(Items from an interface collection)
'''

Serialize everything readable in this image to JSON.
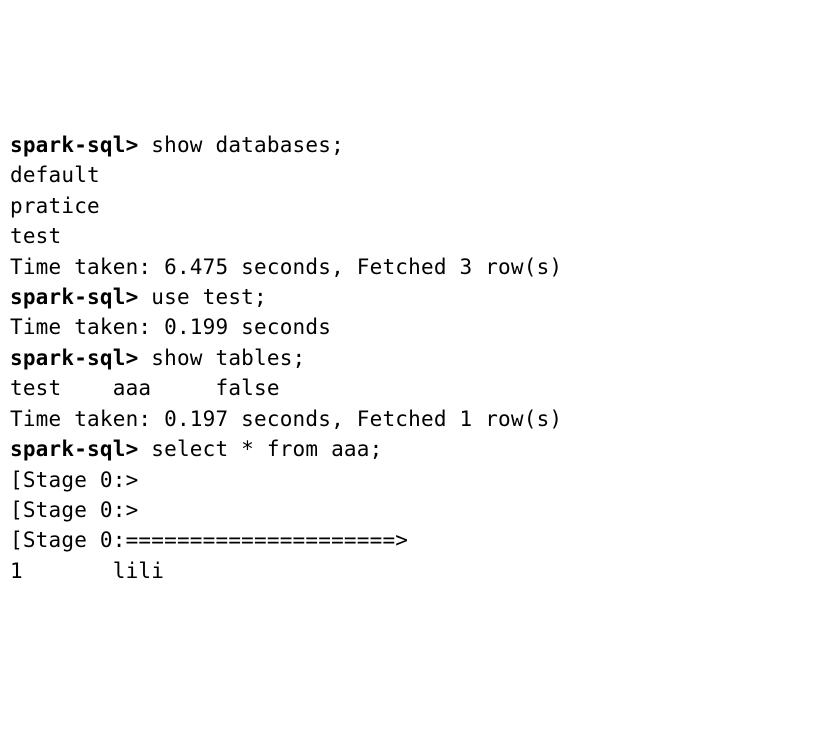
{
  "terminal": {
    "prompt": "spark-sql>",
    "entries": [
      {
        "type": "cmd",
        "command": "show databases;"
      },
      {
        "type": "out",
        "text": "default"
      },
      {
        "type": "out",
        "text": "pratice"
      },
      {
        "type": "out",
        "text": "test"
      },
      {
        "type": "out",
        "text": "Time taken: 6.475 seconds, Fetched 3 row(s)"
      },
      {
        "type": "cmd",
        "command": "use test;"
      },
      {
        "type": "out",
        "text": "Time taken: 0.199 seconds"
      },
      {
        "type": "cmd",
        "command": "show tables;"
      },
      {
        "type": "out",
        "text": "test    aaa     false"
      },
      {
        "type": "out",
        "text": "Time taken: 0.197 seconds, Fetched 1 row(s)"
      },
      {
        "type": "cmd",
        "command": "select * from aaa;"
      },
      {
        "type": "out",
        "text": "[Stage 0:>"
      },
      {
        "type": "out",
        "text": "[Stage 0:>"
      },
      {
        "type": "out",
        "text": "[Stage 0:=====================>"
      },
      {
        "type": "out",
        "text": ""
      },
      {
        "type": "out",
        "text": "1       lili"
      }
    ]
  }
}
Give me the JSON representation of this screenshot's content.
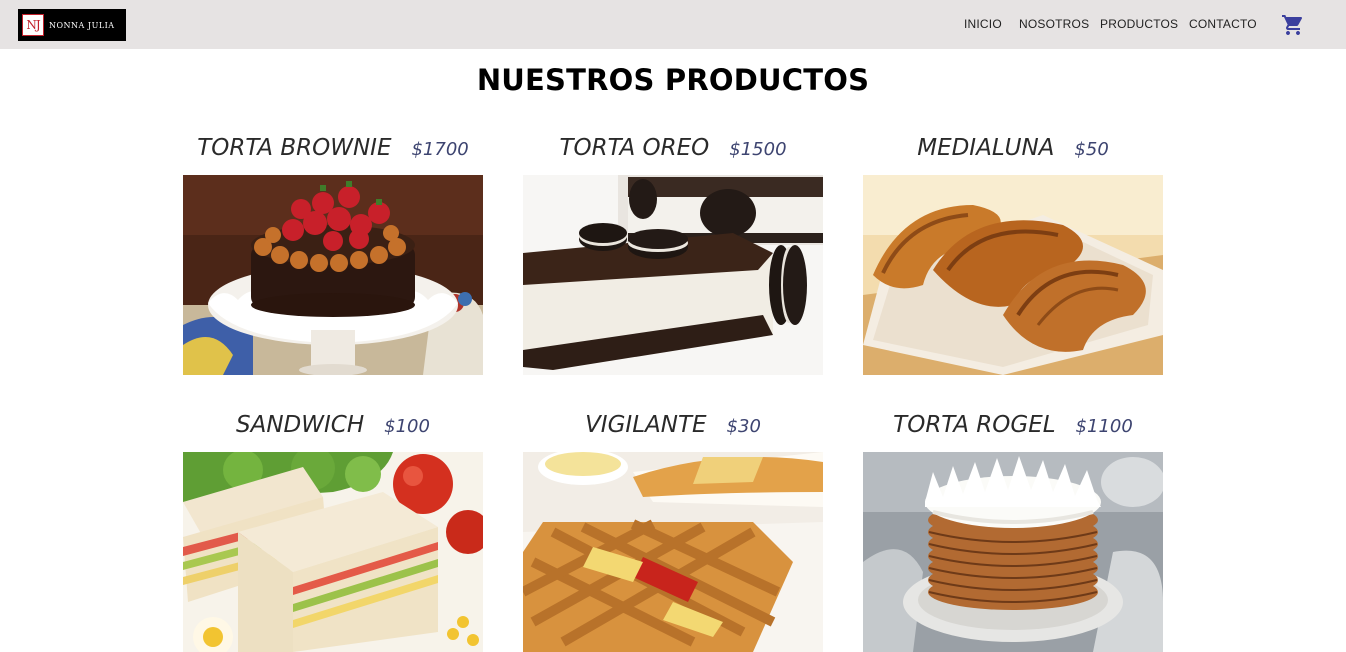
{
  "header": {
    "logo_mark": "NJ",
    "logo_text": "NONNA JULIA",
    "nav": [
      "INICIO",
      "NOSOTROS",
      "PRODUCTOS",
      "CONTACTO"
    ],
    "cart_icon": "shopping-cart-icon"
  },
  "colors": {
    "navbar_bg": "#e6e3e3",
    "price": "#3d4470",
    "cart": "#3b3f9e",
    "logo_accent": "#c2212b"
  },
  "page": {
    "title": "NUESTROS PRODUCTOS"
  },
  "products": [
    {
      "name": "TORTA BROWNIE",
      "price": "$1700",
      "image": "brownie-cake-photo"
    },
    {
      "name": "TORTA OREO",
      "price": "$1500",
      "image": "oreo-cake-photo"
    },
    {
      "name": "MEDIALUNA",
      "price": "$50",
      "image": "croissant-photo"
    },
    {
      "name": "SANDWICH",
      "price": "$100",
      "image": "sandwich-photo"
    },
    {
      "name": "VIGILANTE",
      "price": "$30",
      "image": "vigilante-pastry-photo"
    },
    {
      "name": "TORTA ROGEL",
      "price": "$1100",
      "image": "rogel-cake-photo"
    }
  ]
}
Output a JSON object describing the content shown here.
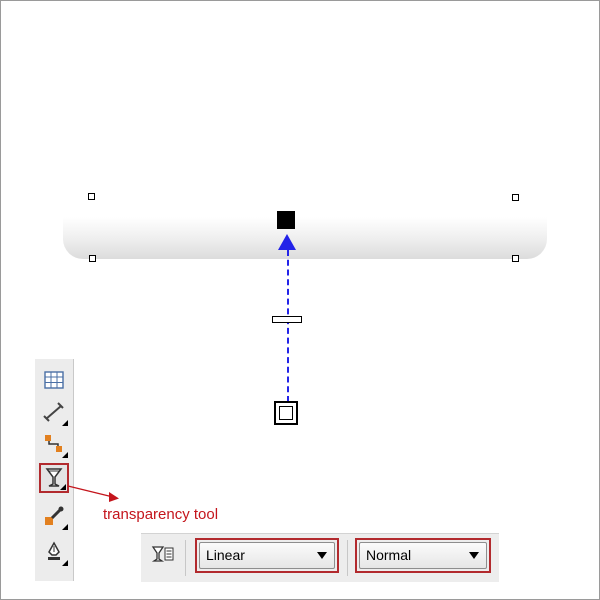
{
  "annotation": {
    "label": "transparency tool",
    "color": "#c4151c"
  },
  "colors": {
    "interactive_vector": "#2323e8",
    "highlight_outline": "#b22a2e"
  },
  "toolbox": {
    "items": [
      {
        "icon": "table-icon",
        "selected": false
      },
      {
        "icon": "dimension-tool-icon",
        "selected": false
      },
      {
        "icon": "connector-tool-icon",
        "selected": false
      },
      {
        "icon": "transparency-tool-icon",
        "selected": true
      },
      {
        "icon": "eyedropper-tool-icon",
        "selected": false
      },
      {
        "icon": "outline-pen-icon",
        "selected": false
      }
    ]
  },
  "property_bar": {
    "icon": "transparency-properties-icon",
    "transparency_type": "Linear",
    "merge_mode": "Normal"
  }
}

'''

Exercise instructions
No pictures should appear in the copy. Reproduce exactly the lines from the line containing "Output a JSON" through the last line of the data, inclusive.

Your response
Output a JSON object describing the content shown here.
{
  "annotation": {
    "label": "transparency tool",
    "color": "#c4151c"
  },
  "colors": {
    "interactive_vector": "#2323e8",
    "highlight_outline": "#b22a2e"
  },
  "toolbox": {
    "items": [
      {
        "icon": "table-icon",
        "selected": false
      },
      {
        "icon": "dimension-tool-icon",
        "selected": false
      },
      {
        "icon": "connector-tool-icon",
        "selected": false
      },
      {
        "icon": "transparency-tool-icon",
        "selected": true
      },
      {
        "icon": "eyedropper-tool-icon",
        "selected": false
      },
      {
        "icon": "outline-pen-icon",
        "selected": false
      }
    ]
  },
  "property_bar": {
    "icon": "transparency-properties-icon",
    "transparency_type": "Linear",
    "merge_mode": "Normal"
  }
}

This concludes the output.